SOURCE DATA below:

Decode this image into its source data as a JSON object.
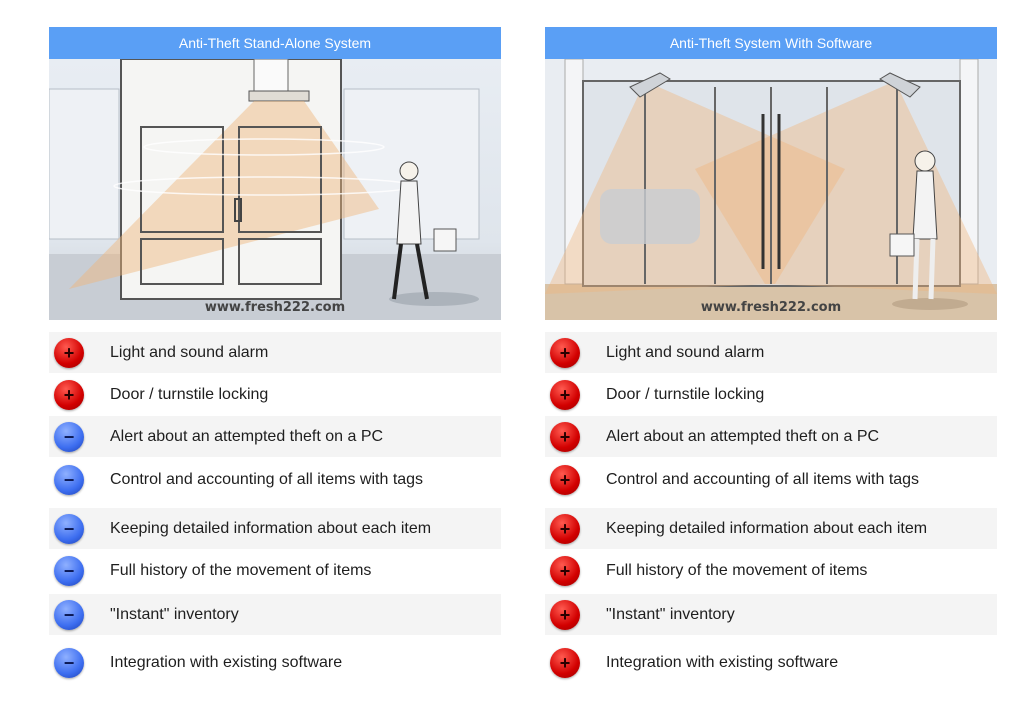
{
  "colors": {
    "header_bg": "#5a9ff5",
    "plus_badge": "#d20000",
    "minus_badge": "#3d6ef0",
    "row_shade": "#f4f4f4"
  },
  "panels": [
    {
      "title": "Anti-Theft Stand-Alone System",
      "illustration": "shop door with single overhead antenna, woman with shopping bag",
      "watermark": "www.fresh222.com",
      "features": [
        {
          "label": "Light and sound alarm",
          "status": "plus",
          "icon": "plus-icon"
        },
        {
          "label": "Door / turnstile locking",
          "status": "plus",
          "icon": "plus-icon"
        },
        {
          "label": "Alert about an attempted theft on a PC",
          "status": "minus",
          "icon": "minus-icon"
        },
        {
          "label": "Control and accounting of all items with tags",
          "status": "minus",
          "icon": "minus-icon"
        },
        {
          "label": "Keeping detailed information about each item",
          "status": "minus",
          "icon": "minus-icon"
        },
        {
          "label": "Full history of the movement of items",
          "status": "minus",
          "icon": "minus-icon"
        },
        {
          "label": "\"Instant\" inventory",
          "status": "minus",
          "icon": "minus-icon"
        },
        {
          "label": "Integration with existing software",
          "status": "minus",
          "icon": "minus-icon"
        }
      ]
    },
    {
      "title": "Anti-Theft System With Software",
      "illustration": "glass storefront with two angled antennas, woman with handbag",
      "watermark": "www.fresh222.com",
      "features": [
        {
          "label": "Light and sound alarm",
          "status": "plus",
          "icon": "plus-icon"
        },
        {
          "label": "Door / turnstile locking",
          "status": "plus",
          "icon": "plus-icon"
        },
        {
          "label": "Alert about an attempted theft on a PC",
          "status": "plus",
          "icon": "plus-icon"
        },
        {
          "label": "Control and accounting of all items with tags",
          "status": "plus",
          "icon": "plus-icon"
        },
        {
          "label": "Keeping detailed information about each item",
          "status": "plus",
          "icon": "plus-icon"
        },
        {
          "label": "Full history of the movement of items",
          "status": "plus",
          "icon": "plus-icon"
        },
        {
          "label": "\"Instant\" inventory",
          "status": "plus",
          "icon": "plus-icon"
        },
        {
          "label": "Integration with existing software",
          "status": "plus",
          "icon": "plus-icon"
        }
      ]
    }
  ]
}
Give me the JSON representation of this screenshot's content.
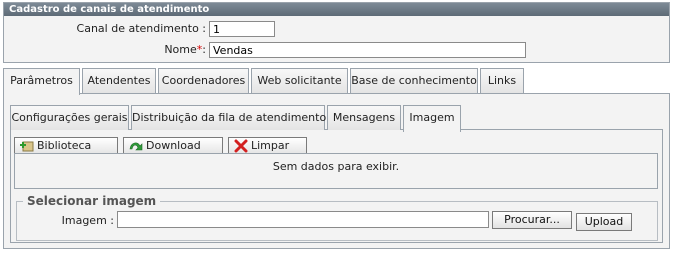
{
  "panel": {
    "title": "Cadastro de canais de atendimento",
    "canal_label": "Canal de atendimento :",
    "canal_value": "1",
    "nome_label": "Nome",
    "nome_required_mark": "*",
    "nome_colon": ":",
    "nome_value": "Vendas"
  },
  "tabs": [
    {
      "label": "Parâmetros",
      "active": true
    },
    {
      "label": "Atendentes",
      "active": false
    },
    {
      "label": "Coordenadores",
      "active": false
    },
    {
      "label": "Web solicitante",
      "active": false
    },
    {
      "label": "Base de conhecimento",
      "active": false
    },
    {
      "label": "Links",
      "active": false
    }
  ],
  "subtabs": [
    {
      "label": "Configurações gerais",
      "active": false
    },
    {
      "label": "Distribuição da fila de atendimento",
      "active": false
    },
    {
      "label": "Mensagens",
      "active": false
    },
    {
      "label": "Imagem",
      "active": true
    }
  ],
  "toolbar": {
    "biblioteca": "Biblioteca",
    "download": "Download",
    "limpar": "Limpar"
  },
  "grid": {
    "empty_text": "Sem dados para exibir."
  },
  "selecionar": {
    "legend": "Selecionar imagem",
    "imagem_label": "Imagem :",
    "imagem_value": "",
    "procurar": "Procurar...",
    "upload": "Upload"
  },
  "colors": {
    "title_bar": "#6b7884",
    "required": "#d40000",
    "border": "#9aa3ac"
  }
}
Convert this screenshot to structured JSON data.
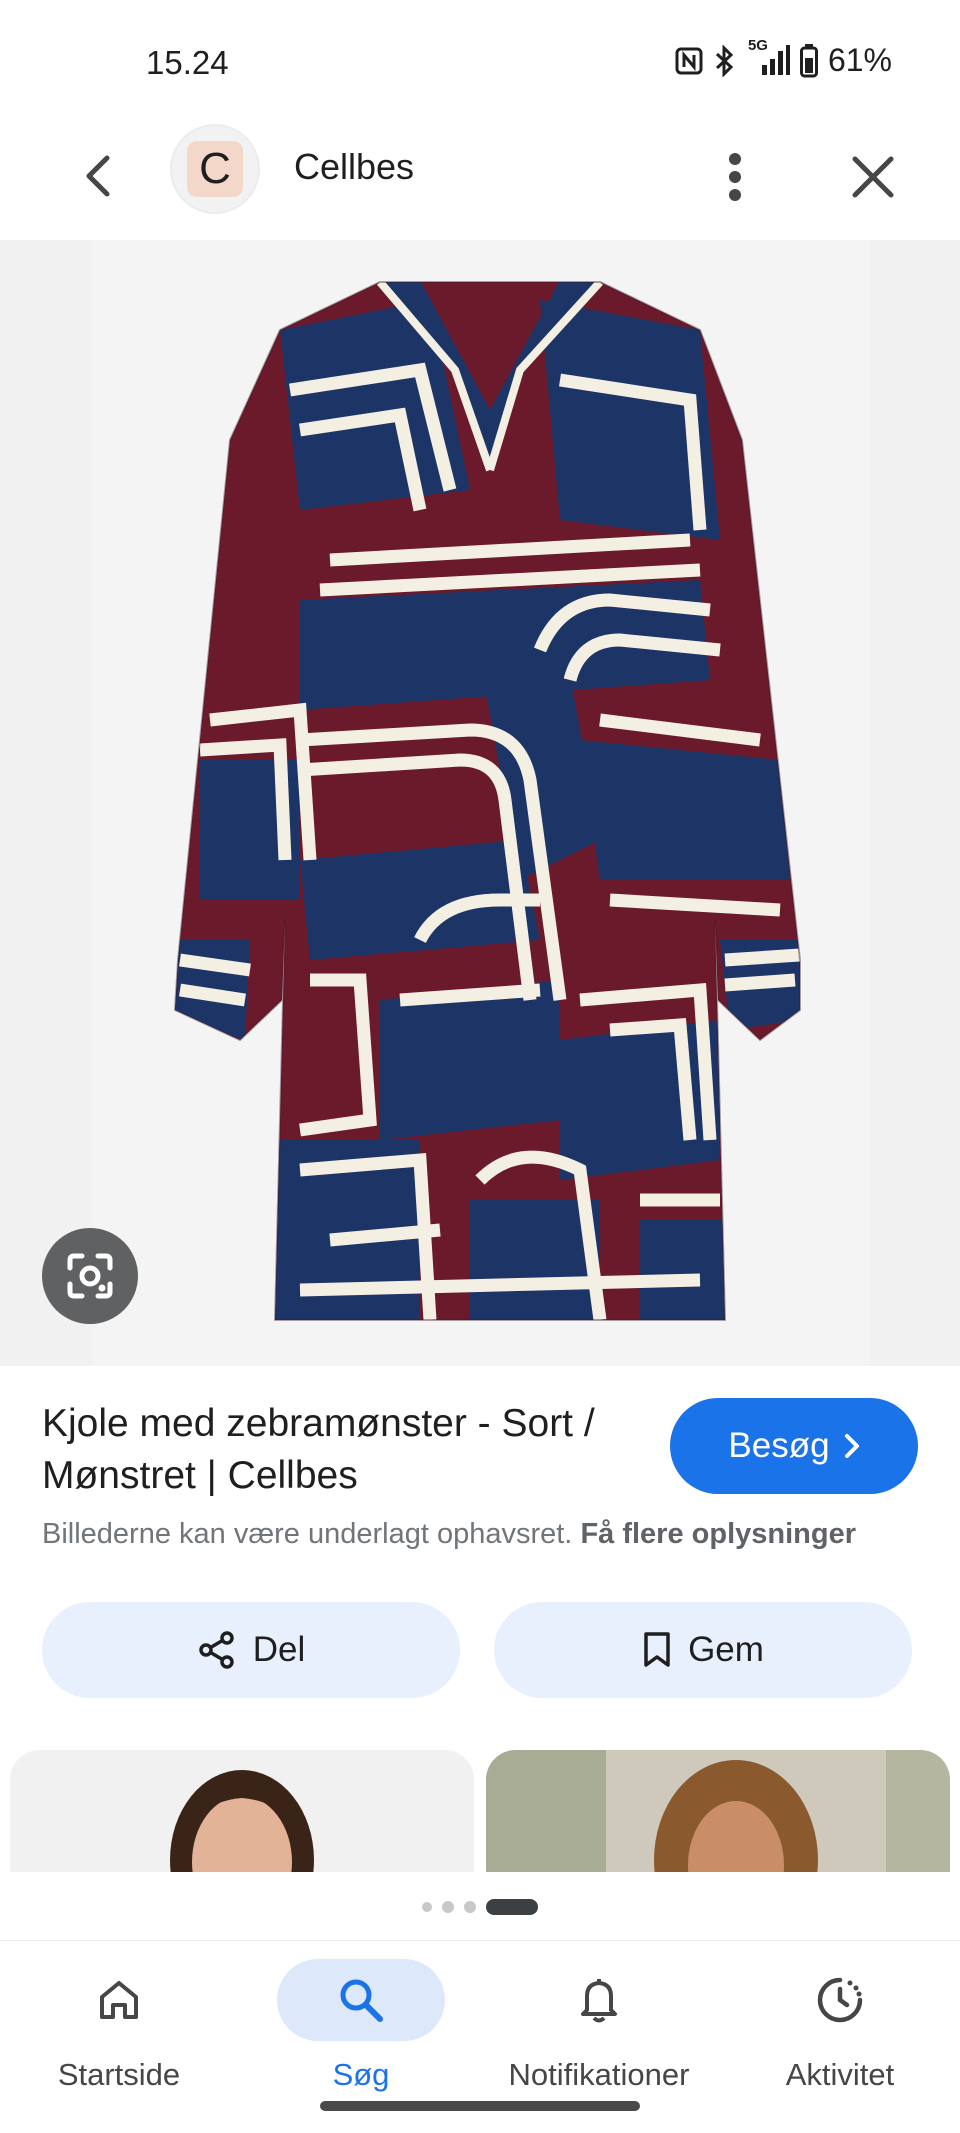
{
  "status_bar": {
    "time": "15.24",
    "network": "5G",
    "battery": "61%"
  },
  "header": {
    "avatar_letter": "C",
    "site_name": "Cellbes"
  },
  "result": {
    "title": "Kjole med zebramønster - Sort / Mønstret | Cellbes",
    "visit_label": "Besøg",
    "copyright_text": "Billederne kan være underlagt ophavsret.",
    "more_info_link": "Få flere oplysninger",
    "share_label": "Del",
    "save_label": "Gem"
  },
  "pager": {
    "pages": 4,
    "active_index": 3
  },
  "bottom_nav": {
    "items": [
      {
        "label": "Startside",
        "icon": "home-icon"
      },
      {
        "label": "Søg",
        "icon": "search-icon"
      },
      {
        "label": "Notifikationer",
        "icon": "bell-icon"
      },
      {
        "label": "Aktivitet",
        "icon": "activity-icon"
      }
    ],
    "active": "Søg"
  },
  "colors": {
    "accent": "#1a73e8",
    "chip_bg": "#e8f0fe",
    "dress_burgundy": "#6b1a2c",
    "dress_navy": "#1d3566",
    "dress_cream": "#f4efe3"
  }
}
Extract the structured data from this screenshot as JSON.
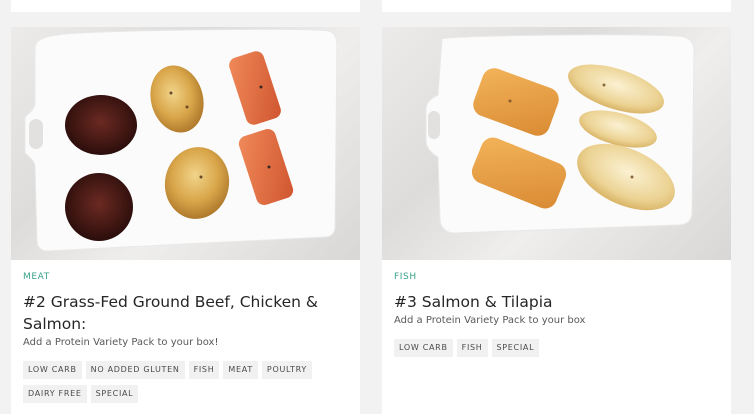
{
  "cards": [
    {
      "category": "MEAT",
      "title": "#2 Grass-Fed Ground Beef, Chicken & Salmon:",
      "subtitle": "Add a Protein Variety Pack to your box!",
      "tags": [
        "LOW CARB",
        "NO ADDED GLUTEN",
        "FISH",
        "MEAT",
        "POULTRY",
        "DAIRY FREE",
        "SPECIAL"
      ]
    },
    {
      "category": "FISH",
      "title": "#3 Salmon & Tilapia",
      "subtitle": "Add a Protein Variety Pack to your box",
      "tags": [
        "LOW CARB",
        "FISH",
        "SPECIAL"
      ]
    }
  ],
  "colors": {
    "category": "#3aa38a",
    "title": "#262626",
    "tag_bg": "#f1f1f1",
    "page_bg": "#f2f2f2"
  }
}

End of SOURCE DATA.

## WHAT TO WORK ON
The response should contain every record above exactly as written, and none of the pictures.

## WRITTEN ANSWER
Decode this image into its source data as a JSON object.
{
  "colors": {
    "header_bg": "#5a9ff5",
    "plus_badge": "#d20000",
    "minus_badge": "#3d6ef0",
    "row_shade": "#f4f4f4"
  },
  "panels": [
    {
      "title": "Anti-Theft Stand-Alone System",
      "illustration": "shop door with single overhead antenna, woman with shopping bag",
      "watermark": "www.fresh222.com",
      "features": [
        {
          "label": "Light and sound alarm",
          "status": "plus",
          "icon": "plus-icon"
        },
        {
          "label": "Door / turnstile locking",
          "status": "plus",
          "icon": "plus-icon"
        },
        {
          "label": "Alert about an attempted theft on a PC",
          "status": "minus",
          "icon": "minus-icon"
        },
        {
          "label": "Control and accounting of all items with tags",
          "status": "minus",
          "icon": "minus-icon"
        },
        {
          "label": "Keeping detailed information about each item",
          "status": "minus",
          "icon": "minus-icon"
        },
        {
          "label": "Full history of the movement of items",
          "status": "minus",
          "icon": "minus-icon"
        },
        {
          "label": "\"Instant\" inventory",
          "status": "minus",
          "icon": "minus-icon"
        },
        {
          "label": "Integration with existing software",
          "status": "minus",
          "icon": "minus-icon"
        }
      ]
    },
    {
      "title": "Anti-Theft System With Software",
      "illustration": "glass storefront with two angled antennas, woman with handbag",
      "watermark": "www.fresh222.com",
      "features": [
        {
          "label": "Light and sound alarm",
          "status": "plus",
          "icon": "plus-icon"
        },
        {
          "label": "Door / turnstile locking",
          "status": "plus",
          "icon": "plus-icon"
        },
        {
          "label": "Alert about an attempted theft on a PC",
          "status": "plus",
          "icon": "plus-icon"
        },
        {
          "label": "Control and accounting of all items with tags",
          "status": "plus",
          "icon": "plus-icon"
        },
        {
          "label": "Keeping detailed information about each item",
          "status": "plus",
          "icon": "plus-icon"
        },
        {
          "label": "Full history of the movement of items",
          "status": "plus",
          "icon": "plus-icon"
        },
        {
          "label": "\"Instant\" inventory",
          "status": "plus",
          "icon": "plus-icon"
        },
        {
          "label": "Integration with existing software",
          "status": "plus",
          "icon": "plus-icon"
        }
      ]
    }
  ]
}
Give me the JSON representation of this screenshot's content.
{
  "panel": {
    "title": "Cadastro de canais de atendimento",
    "canal_label": "Canal de atendimento :",
    "canal_value": "1",
    "nome_label": "Nome",
    "nome_required_mark": "*",
    "nome_colon": ":",
    "nome_value": "Vendas"
  },
  "tabs": [
    {
      "label": "Parâmetros",
      "active": true
    },
    {
      "label": "Atendentes",
      "active": false
    },
    {
      "label": "Coordenadores",
      "active": false
    },
    {
      "label": "Web solicitante",
      "active": false
    },
    {
      "label": "Base de conhecimento",
      "active": false
    },
    {
      "label": "Links",
      "active": false
    }
  ],
  "subtabs": [
    {
      "label": "Configurações gerais",
      "active": false
    },
    {
      "label": "Distribuição da fila de atendimento",
      "active": false
    },
    {
      "label": "Mensagens",
      "active": false
    },
    {
      "label": "Imagem",
      "active": true
    }
  ],
  "toolbar": {
    "biblioteca": "Biblioteca",
    "download": "Download",
    "limpar": "Limpar"
  },
  "grid": {
    "empty_text": "Sem dados para exibir."
  },
  "selecionar": {
    "legend": "Selecionar imagem",
    "imagem_label": "Imagem :",
    "imagem_value": "",
    "procurar": "Procurar...",
    "upload": "Upload"
  },
  "colors": {
    "title_bar": "#6b7884",
    "required": "#d40000",
    "border": "#9aa3ac"
  }
}
Convert this screenshot to structured JSON data.
{
  "status_bar": {
    "time": "15.24",
    "network": "5G",
    "battery": "61%"
  },
  "header": {
    "avatar_letter": "C",
    "site_name": "Cellbes"
  },
  "result": {
    "title": "Kjole med zebramønster - Sort / Mønstret | Cellbes",
    "visit_label": "Besøg",
    "copyright_text": "Billederne kan være underlagt ophavsret.",
    "more_info_link": "Få flere oplysninger",
    "share_label": "Del",
    "save_label": "Gem"
  },
  "pager": {
    "pages": 4,
    "active_index": 3
  },
  "bottom_nav": {
    "items": [
      {
        "label": "Startside",
        "icon": "home-icon"
      },
      {
        "label": "Søg",
        "icon": "search-icon"
      },
      {
        "label": "Notifikationer",
        "icon": "bell-icon"
      },
      {
        "label": "Aktivitet",
        "icon": "activity-icon"
      }
    ],
    "active": "Søg"
  },
  "colors": {
    "accent": "#1a73e8",
    "chip_bg": "#e8f0fe",
    "dress_burgundy": "#6b1a2c",
    "dress_navy": "#1d3566",
    "dress_cream": "#f4efe3"
  }
}
Extract the structured data from this screenshot as JSON.
{
  "cards": [
    {
      "category": "MEAT",
      "title": "#2 Grass-Fed Ground Beef, Chicken & Salmon:",
      "subtitle": "Add a Protein Variety Pack to your box!",
      "tags": [
        "LOW CARB",
        "NO ADDED GLUTEN",
        "FISH",
        "MEAT",
        "POULTRY",
        "DAIRY FREE",
        "SPECIAL"
      ]
    },
    {
      "category": "FISH",
      "title": "#3 Salmon & Tilapia",
      "subtitle": "Add a Protein Variety Pack to your box",
      "tags": [
        "LOW CARB",
        "FISH",
        "SPECIAL"
      ]
    }
  ],
  "colors": {
    "category": "#3aa38a",
    "title": "#262626",
    "tag_bg": "#f1f1f1",
    "page_bg": "#f2f2f2"
  }
}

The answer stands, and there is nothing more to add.